Whatever the cause(s) that created a performance difference between the Contributed and Direct track, it appears to have largely disappeared, likely the result of tightening editorial policies.

A full description of the citation analysis, “Comparing the Citation Performance of PNAS Papers by Submission Track” is available from the bioRxiv.

Phil Davis

Phil Davis

Phil Davis is a publishing consultant specializing in the statistical analysis of citation, readership, publication and survey data. He has a Ph.D. in science communication from Cornell University (2010), extensive experience as a science librarian (1995-2006) and was trained as a life scientist.


5 Thoughts on "PNAS: Tighter Editorial Policy Improves NAS Papers"

Phil, your measure of performance is a bit too narrow for me. Performance of scientific papers is mostly about how often and in what ways the papers are used by other researchers to stimulate research in new or existing areas. The papers may never be cited but still provide this guidance. Climate science is a good example here. Much of the research over the last 20 years in this area has been inspired by other research, sometimes published, sometimes not. These inspirational papers are often not cited. But still are inspirational.

Ken, Do you have any metrics to suggest (existing or not, direct or indirect) that would pick up “inspiration”? I know just what you mean: sometimes I’m reading an article (and not usually a scholarly article, I’ll admit) and I think “hey, that idea could be applied over here too…”. **

I imagine many of us who work in “impact assessment” recognize that citations are only part of the story. Many clinical (or practitioner) journals have talked about this for years, and it is probably what gave rise to the “Journal Usage Factor” work a few years back (to create a usage-based metric that could stand alongside the Journal Impact Factor, to add some dimensionality beyond citations). Social media is another dimension that might capture inspiration (along with a lot of other things).

So what signals do this kind of “inspiration” leave behind that we might be able to pick up, refine, etc.?

** In some citation analysis work we are doing, we are looking at tracking what I call “left field citations”. E.g., citations to a work from journals well outside the “usual suspects”. But this is still citation-based.

I do a lot of interviewing of young scientists regarding the people and events that lead them to become a scientist.
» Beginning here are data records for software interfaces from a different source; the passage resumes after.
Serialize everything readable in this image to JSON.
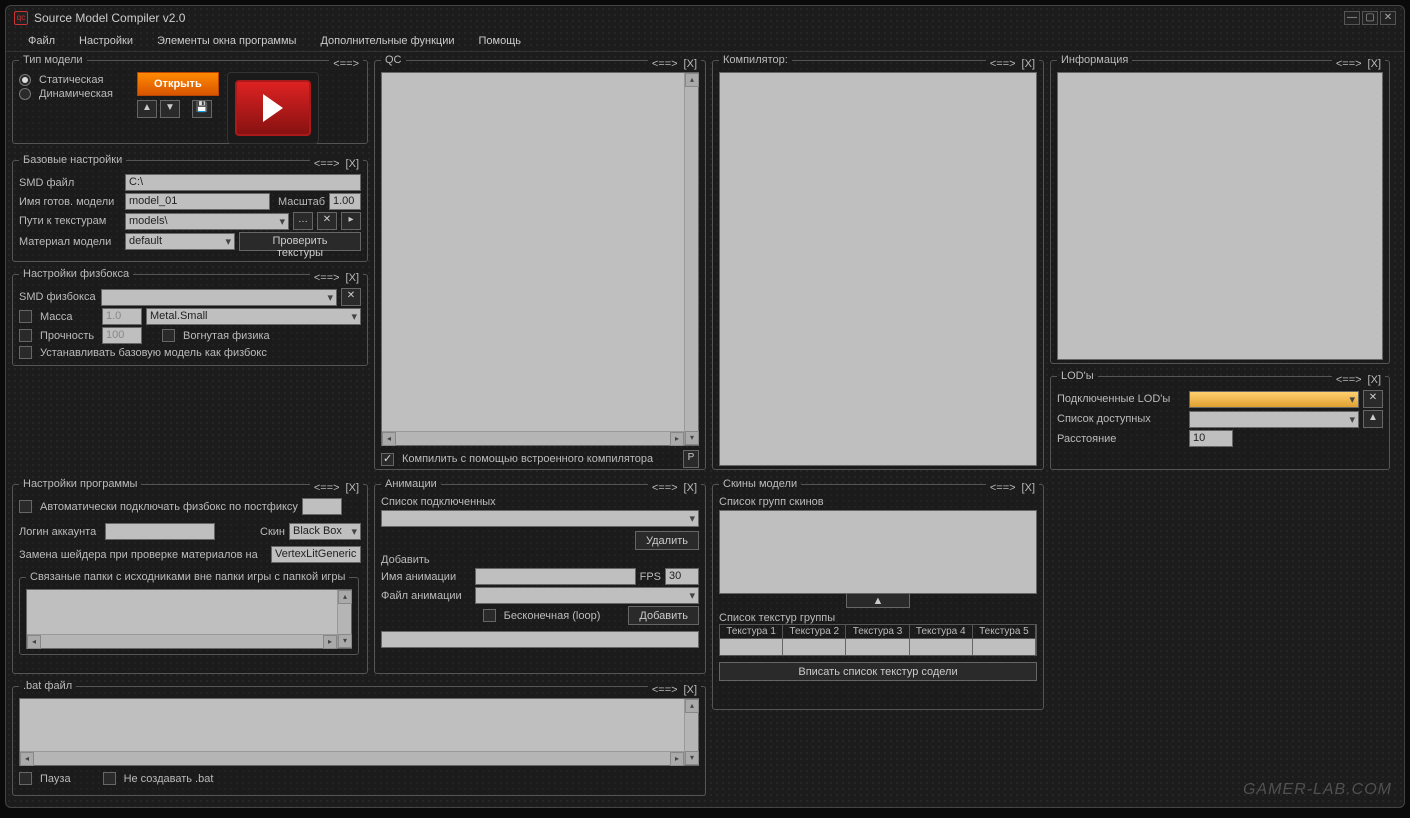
{
  "window": {
    "title": "Source Model Compiler v2.0"
  },
  "menu": {
    "file": "Файл",
    "settings": "Настройки",
    "elements": "Элементы окна программы",
    "extra": "Дополнительные функции",
    "help": "Помощь"
  },
  "model_type": {
    "legend": "Тип модели",
    "static": "Статическая",
    "dynamic": "Динамическая",
    "open": "Открыть"
  },
  "base_settings": {
    "legend": "Базовые настройки",
    "smd_file": "SMD файл",
    "smd_file_val": "C:\\",
    "model_name": "Имя готов. модели",
    "model_name_val": "model_01",
    "scale": "Масштаб",
    "scale_val": "1.00",
    "tex_paths": "Пути к текстурам",
    "tex_paths_val": "models\\",
    "mat_model": "Материал модели",
    "mat_model_val": "default",
    "check_tex": "Проверить текстуры"
  },
  "physbox": {
    "legend": "Настройки физбокса",
    "smd": "SMD физбокса",
    "mass": "Масса",
    "mass_val": "1.0",
    "surface": "Metal.Small",
    "strength": "Прочность",
    "strength_val": "100",
    "concave": "Вогнутая физика",
    "set_base": "Устанавливать базовую модель как физбокс"
  },
  "prog_settings": {
    "legend": "Настройки программы",
    "auto_physbox": "Автоматически подключать физбокс по постфиксу",
    "login": "Логин аккаунта",
    "skin": "Скин",
    "skin_val": "Black Box",
    "shader_replace": "Замена шейдера при проверке материалов на",
    "shader_val": "VertexLitGeneric",
    "linked_folders": "Связаные папки с исходниками вне папки игры с папкой игры"
  },
  "bat": {
    "legend": ".bat файл",
    "pause": "Пауза",
    "no_create": "Не создавать .bat"
  },
  "qc": {
    "legend": "QC",
    "builtin": "Компилить с помощью встроенного компилятора"
  },
  "anim": {
    "legend": "Анимации",
    "list": "Список подключенных",
    "delete": "Удалить",
    "add_header": "Добавить",
    "name": "Имя анимации",
    "fps": "FPS",
    "fps_val": "30",
    "file": "Файл анимации",
    "loop": "Бесконечная (loop)",
    "add": "Добавить"
  },
  "compiler": {
    "legend": "Компилятор:"
  },
  "skins": {
    "legend": "Скины модели",
    "groups": "Список групп скинов",
    "textures": "Список текстур группы",
    "tex1": "Текстура 1",
    "tex2": "Текстура 2",
    "tex3": "Текстура 3",
    "tex4": "Текстура 4",
    "tex5": "Текстура 5",
    "write": "Вписать список текстур содели"
  },
  "info": {
    "legend": "Информация"
  },
  "lod": {
    "legend": "LOD'ы",
    "connected": "Подключенные LOD'ы",
    "available": "Список доступных",
    "distance": "Расстояние",
    "distance_val": "10"
  },
  "watermark": "GAMER-LAB.COM"
}
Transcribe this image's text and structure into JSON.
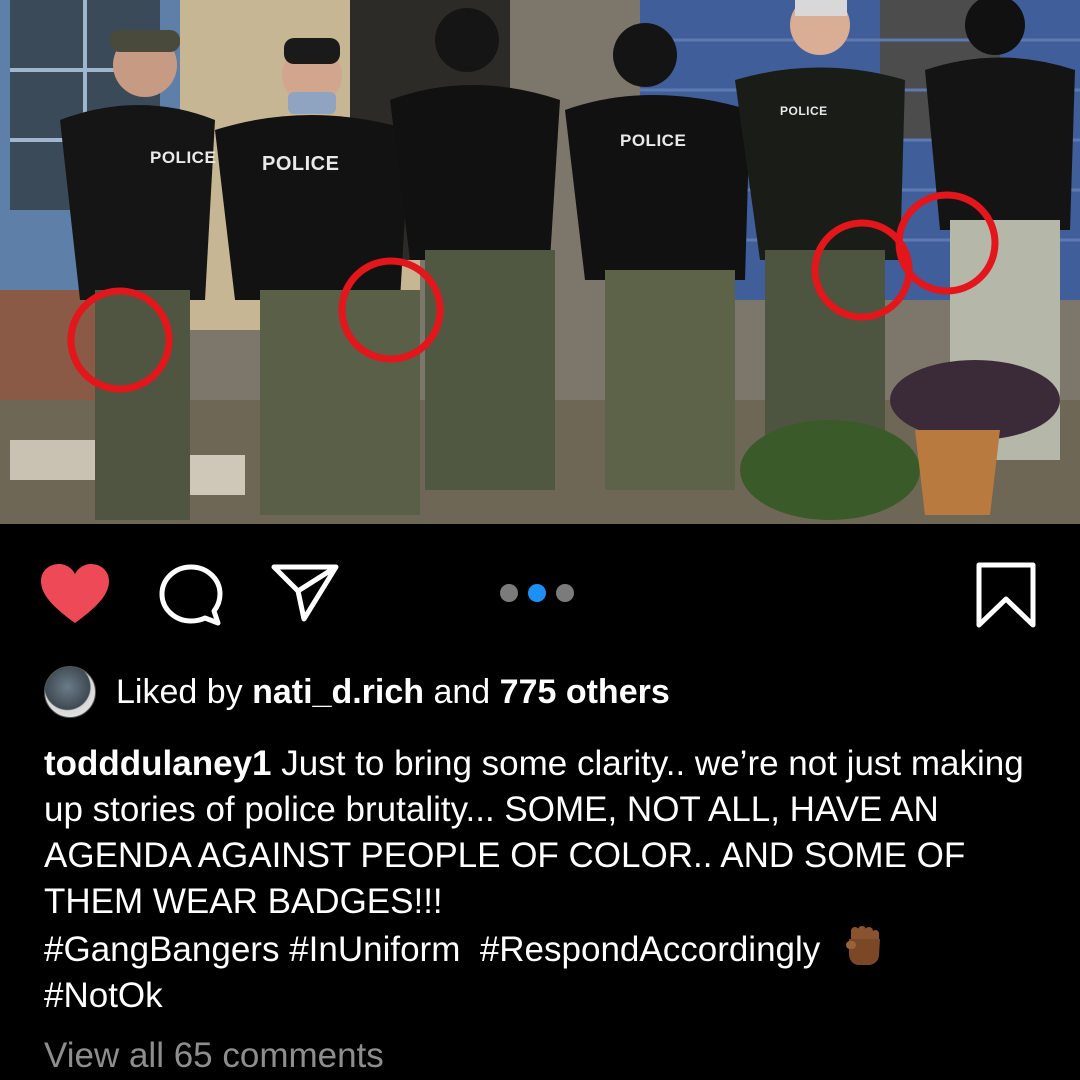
{
  "post": {
    "image_description": "Group photo of six officers in tactical gear with red circles drawn around their hands",
    "labels": {
      "officer1": "POLICE",
      "officer2": "POLICE",
      "officer4": "POLICE",
      "officer5": "POLICE"
    },
    "carousel": {
      "count": 3,
      "active_index": 1
    }
  },
  "actions": {
    "like_icon": "heart-filled-icon",
    "comment_icon": "comment-icon",
    "share_icon": "send-icon",
    "save_icon": "bookmark-icon",
    "like_color": "#ed4956"
  },
  "likes": {
    "prefix": "Liked by",
    "user": "nati_d.rich",
    "middle": "and",
    "others": "775 others"
  },
  "caption": {
    "username": "todddulaney1",
    "text": "Just to bring some clarity.. we’re not just making up stories of police brutality... SOME, NOT ALL, HAVE AN AGENDA AGAINST PEOPLE OF COLOR.. AND SOME OF THEM WEAR BADGES!!!",
    "hashtags": [
      "#GangBangers",
      "#InUniform",
      "#RespondAccordingly",
      "#NotOk"
    ],
    "emoji": "raised-fist-icon"
  },
  "comments": {
    "view_all": "View all 65 comments"
  },
  "colors": {
    "background": "#000000",
    "accent_blue": "#1e90f3",
    "muted_text": "#8e8e8e",
    "highlight_circle": "#e3161b"
  }
}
I also work through lots of “what-ifs” with established scientists to help them and me understand better how they viewed the world earlier and later in their careers, including the work of scientists. I don;t get detailed bibliographies from this work. But I do gain a wide angle view of the roads taken and not taken and the reasons for the choices made. The word inspiration is used quite often by the interviewees.

Citation-based measures are not perfect measures of anything – not even perfect measures of “citation” (since not even Google Scholar captures “everything” that could reference a work).

But before you throw the citations out with the bathwater: a citation is a highly specific point-to-point link between two (published) works; it is (most often) created by an expert in the field for the purpose of indicating some type of meaningful relationship between those works. Any given citation can be positive, negative or neutral (mere acknowledgement of the canon), but, when you can look at 80 million of them in a year – it’s a LOT of good information.

When there is need, you can also dig-into the details of a given paper’s in-coming our out-going citations – you can analyze (as Phil often does) their patterns and “flow” at the level of the paper, the person, the field, the institution, the journal (not just JIF – SNIP, SJR, Eigenfactor, etc).

Use them well, or use them poorly, citation metrics are based on a network of interactions created by the scholarly community in the process of publishing their work.

Comments are closed.